# If $30$ divides $p_1^4 + p_2^4 + \ldots + p_{31}^4$. Prove that $p_1=2$, $p_2=3$ and $p_3=5$.

Let $p_1<p_2<\cdots<p_{31}$ be prime numbers such that $30$ divides $p_1^4 + p_2^4 + \cdots + p_{31}^4$. Prove that $p_1=2$, $p_2=3$ and $p_3=5$.

No clue how to start..Hints are welcomed.

• Parity for $2$ and little Fermat? – Mark Bennet May 5 '14 at 13:16
• @MarkBennet I think you have solved the problem; why not post it as an answer? – awllower May 5 '14 at 13:19

## 2 Answers

First, if $p_1\neq 2$ then $p_1>2$ and so $p_1$, $p_2$, $\ldots$, $p_{31}$ are all odd, in such a case $p_1^4+p_2^4+_\ldots+p_{31}^4$ is odd, in particular 30 doesn't divide $p_1^4+p_2^4+_\ldots+p_{31}^4$. This shows $p_1=2$.

If $p_2\neq 3$ then $p_2\equiv \pm 1(\mod 3)$ and so $p_i^{4}\equiv 1(\mod 3)$ for $i=1,2,\ldots,31$, hence $p_1^4+p_2^4+_\ldots+p_{31}^4\equiv 1 (\mod 3)$ that means $p_1^4+p_2^4+_\ldots+p_{31}^4$ is not a multiple of $30$. So $p_3=3$. A similar argue show us that $p_3$ should be $5$: $p_3\neq 5 \Longrightarrow p_i^4\equiv 1 (\mod 5)$ for $i=1,2,\ldots,31$ by Little Fermat Theorem and $p_1^4+p_2^4+_\ldots+p_{31}^4\equiv 1 (\mod 5)$.

• Thanks for the hints and answers. – Morty May 5 '14 at 13:35

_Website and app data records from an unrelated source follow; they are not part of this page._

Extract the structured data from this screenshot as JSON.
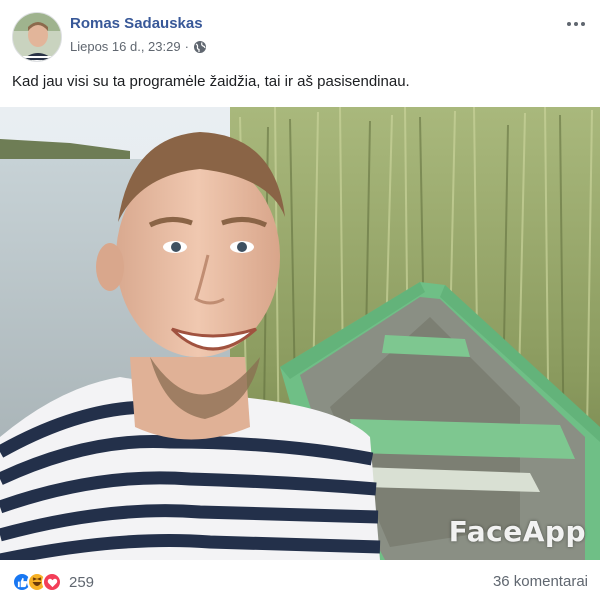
{
  "post": {
    "author": "Romas Sadauskas",
    "timestamp": "Liepos 16 d., 23:29",
    "separator": "·",
    "privacy_icon": "globe-icon",
    "more_icon": "more-options-icon",
    "text": "Kad jau visi su ta programėle žaidžia, tai ir aš pasisendinau.",
    "photo": {
      "watermark": "FaceApp"
    }
  },
  "footer": {
    "reaction_icons": [
      "like-icon",
      "haha-icon",
      "love-icon"
    ],
    "reaction_count": "259",
    "comments": "36 komentarai"
  },
  "colors": {
    "author_link": "#385898",
    "meta_text": "#606770",
    "like": "#1877f2",
    "haha": "#f7b125",
    "love": "#f33e58"
  }
}
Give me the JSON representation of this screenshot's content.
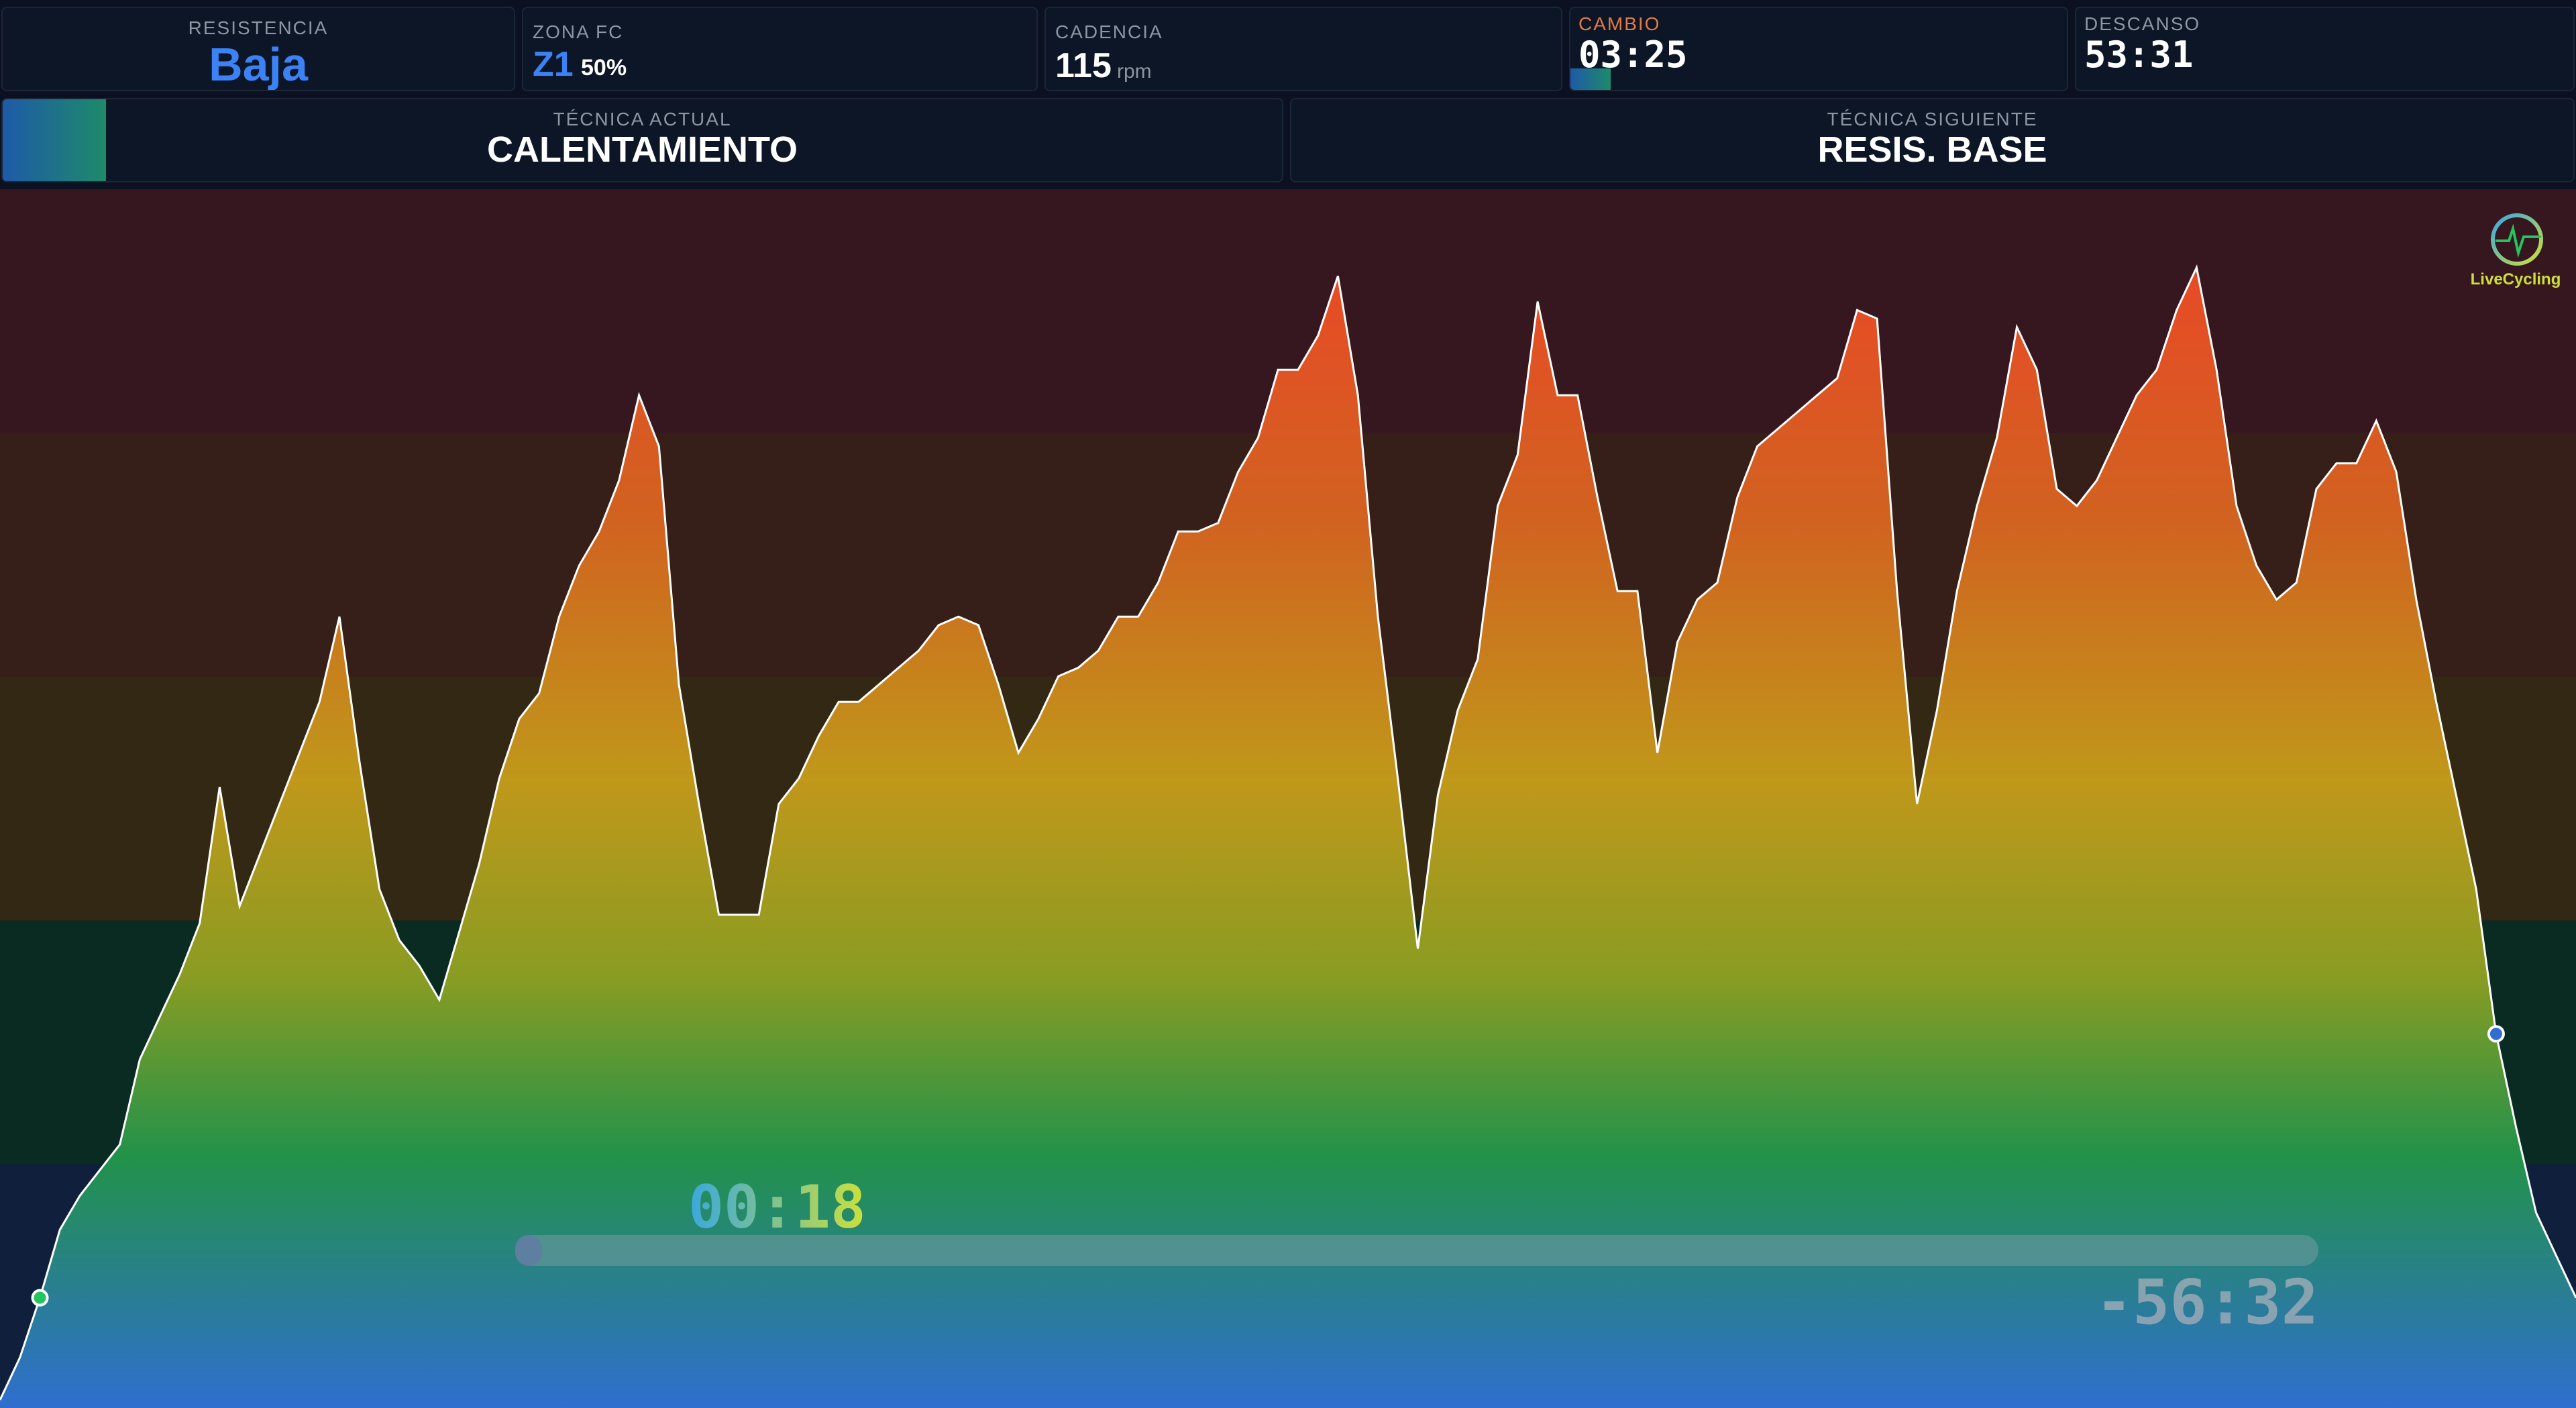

Hint from comment - look at parity for $2$ and use Little Fermat.